Leaders within such a culture make available the necessary resources for helping people at all levels to understand the core competencies, values and beliefs which drive the culture.  These leaders also devote the necessary time and attention toward encouraging an environment that supports high quality and productivity, and toward effective performance management.

Survey Says…!

An organization’s workforce is its most important and unique asset.

As such, we must make every effort to effectively lead, support, motivate, empower and engage employees, and to maintain a keen awareness of what this “key asset” thinks and feels about the organization.
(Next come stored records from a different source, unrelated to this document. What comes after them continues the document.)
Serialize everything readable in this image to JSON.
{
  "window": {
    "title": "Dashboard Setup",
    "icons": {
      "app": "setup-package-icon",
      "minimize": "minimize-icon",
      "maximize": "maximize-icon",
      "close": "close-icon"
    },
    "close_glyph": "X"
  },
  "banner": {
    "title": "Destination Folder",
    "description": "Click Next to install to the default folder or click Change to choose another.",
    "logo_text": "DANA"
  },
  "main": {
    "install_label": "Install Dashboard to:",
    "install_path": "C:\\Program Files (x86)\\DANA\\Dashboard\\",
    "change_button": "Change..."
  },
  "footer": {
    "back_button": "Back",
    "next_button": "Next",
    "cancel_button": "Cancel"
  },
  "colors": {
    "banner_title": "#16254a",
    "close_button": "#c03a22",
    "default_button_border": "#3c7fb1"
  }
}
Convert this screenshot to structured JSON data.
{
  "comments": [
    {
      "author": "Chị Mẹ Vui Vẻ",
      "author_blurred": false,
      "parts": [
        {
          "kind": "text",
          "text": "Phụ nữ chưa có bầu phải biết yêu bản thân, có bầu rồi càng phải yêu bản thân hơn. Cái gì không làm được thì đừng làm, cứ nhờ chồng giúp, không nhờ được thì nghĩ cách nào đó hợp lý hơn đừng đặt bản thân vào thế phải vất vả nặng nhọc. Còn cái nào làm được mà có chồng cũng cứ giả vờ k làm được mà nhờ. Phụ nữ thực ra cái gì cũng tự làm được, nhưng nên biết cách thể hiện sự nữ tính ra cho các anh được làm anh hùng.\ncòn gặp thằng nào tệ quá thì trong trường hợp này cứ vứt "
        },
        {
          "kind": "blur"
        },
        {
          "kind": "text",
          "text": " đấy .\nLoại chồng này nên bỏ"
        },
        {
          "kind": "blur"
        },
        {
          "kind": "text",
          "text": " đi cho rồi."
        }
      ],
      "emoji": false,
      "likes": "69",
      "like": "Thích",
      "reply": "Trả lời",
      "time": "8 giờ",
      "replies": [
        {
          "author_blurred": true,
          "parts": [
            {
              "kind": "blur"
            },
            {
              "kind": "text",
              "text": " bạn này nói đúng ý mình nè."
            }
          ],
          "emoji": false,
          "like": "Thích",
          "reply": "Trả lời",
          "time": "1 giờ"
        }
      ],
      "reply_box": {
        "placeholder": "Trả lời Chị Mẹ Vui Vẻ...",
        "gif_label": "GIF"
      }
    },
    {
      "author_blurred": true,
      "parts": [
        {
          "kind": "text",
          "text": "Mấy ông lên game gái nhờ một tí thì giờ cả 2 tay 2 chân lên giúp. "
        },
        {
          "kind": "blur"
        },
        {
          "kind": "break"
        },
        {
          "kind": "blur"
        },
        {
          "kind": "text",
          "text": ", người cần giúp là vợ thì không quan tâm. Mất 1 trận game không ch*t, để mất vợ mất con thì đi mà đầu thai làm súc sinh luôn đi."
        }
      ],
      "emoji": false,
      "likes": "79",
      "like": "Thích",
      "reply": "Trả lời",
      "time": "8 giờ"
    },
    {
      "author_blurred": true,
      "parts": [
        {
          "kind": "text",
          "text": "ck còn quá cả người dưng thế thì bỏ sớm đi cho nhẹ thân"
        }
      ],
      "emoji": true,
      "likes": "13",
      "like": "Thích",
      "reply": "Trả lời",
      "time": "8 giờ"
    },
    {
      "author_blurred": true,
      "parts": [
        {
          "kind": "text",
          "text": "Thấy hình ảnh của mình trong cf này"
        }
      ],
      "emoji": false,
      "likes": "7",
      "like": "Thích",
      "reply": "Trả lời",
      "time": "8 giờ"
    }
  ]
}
Surveying employees on a regular basis is a good way to gain this knowledge. This simple practice can put us in the best position to make the best decisions, and can better-enable us to optimize our efforts to bring about a culture of engagement and continuous improvement — a high-performance culture.

By gathering critical knowledge about what employees really think and how they feel about our organization, we can identify the true status-quo and the best areas on which to focus our improvement effort.

Additional benefits associated with regularly-conducted employee satisfaction surveys include:

  • Maintain an accurate picture of current reality with respect to employee engagement
  • Understand what employees value… the things that are most important to them
  • Understand employee concerns and the magnitude of those concerns, and how to use this information to implement necessary changes and improvements
  • Compile facts and data by which to measure the impact of changes
  • Compile a relative ranking as to how our results compare to the “best” companies

Communication & A Culture of Continuous Improvement

rally_the_troops_800_10095Our previous post shared fundamental steps for building a high performing culture – a culture of continuous improvement; and a key element of doing so involves engaging the workforce.

There are 4 underlying principles to build engagement:

  1. Understand the various factors that motivate people
  2. Have excellent 2-way communication
  3. Build a great workplace
  4. Work at engagement every day

These steps may seem simple, but they are not necessarily easy.  Consider that in order to understand people and develop effective two-way communication leaders must create a systematic way of interacting with team members so they can cascade information to (and from) their reports and throughout the organization.

At the core of this communication mission is the ability to plan, run and follow-through on effective meetings, which we’ll discuss in upcoming posts.